We’ve been talking of Indian kid-lit coming of age for the past decade. Surely it’s time for it to at least become a young adult? Karthik Shankar takes a closer look and finds that while we weren’t looking, it’s been growing up quite well, really. In fact, English children’s literature in India is a rich repository of diversity.
Sexual abuse is without doubt one of the most difficult yet among the most important conversations one needs to have with children. Fortunately, there are dozens of great books that help with approaching the subject, one of them being Scholastic’s picture book No Touch. Jaya Bhattacharji Rose elaborates.
It’s no rocket science that open, honest communication is the key to raising well-adjusted kids. This means not just talking to them about abuse, but also about sex and sexuality. Stats show that non-judgemental relationship and sex education is directly proportional to a drop in teenage pregnancy rates (read this report from the Guardian, for instance). To start the conversation with the kids in your life, whether toddlers or teens, check out this list.
In these troubled times of intolerance and inequity, it’s more important than ever to raise feminist kids. What better way to go about it than take some help from books. Here are five homegrown children’s books that touch upon diversity, feminism and consent.
Is censorship every okay?
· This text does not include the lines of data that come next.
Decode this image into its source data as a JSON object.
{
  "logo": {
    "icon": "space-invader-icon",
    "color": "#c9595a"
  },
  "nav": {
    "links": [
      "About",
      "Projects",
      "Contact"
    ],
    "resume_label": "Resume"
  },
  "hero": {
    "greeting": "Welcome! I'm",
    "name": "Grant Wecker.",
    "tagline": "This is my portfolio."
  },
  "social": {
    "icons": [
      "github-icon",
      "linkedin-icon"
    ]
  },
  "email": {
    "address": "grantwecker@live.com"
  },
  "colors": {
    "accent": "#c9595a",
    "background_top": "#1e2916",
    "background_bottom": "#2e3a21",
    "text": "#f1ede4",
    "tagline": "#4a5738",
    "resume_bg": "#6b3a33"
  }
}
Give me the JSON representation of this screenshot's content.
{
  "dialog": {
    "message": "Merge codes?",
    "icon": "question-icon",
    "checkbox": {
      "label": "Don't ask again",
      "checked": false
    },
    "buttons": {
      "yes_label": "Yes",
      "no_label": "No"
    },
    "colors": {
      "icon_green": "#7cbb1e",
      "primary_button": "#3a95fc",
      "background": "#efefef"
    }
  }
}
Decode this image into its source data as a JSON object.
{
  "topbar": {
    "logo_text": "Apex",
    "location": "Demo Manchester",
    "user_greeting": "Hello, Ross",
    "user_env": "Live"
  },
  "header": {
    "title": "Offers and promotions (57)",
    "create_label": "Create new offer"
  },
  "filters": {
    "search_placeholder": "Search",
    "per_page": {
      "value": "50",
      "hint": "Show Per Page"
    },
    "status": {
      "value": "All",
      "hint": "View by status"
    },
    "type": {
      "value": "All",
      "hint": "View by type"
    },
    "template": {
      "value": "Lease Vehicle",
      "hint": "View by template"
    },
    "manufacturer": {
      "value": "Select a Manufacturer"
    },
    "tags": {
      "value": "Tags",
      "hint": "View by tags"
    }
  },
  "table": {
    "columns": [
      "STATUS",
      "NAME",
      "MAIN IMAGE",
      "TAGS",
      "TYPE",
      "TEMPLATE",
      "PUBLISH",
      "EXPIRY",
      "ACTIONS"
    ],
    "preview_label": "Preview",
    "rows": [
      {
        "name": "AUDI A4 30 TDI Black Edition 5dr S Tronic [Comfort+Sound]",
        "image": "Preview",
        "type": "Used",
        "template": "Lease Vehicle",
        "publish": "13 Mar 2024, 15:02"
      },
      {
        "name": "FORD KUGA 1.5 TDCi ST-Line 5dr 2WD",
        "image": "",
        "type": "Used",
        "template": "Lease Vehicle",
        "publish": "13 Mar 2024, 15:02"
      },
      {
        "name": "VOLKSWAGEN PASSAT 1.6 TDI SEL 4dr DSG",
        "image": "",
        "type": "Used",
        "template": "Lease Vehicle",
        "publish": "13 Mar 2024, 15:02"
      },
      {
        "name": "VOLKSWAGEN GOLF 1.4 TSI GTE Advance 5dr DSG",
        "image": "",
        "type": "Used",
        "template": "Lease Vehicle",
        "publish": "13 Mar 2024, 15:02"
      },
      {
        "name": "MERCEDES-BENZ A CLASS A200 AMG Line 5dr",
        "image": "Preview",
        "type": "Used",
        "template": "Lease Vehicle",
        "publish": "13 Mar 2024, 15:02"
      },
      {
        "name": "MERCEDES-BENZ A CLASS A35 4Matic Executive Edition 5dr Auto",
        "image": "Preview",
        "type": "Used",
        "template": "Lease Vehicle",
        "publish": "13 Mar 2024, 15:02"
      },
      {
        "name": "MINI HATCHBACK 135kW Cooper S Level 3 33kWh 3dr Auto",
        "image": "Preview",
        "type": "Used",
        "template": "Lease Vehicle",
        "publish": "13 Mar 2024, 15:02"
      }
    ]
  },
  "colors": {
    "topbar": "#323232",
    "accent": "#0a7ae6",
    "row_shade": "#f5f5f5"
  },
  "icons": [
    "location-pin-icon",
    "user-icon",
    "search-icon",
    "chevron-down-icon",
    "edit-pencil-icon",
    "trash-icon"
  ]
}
That’s an inflammatory question, no doubt, one that most of us are tempted to answer with a resounding NO. However, Phil Nel asks: “Can censoring a children’s book remove its prejudices?” We don’t have an answer, but it does seem like a conversation worth having.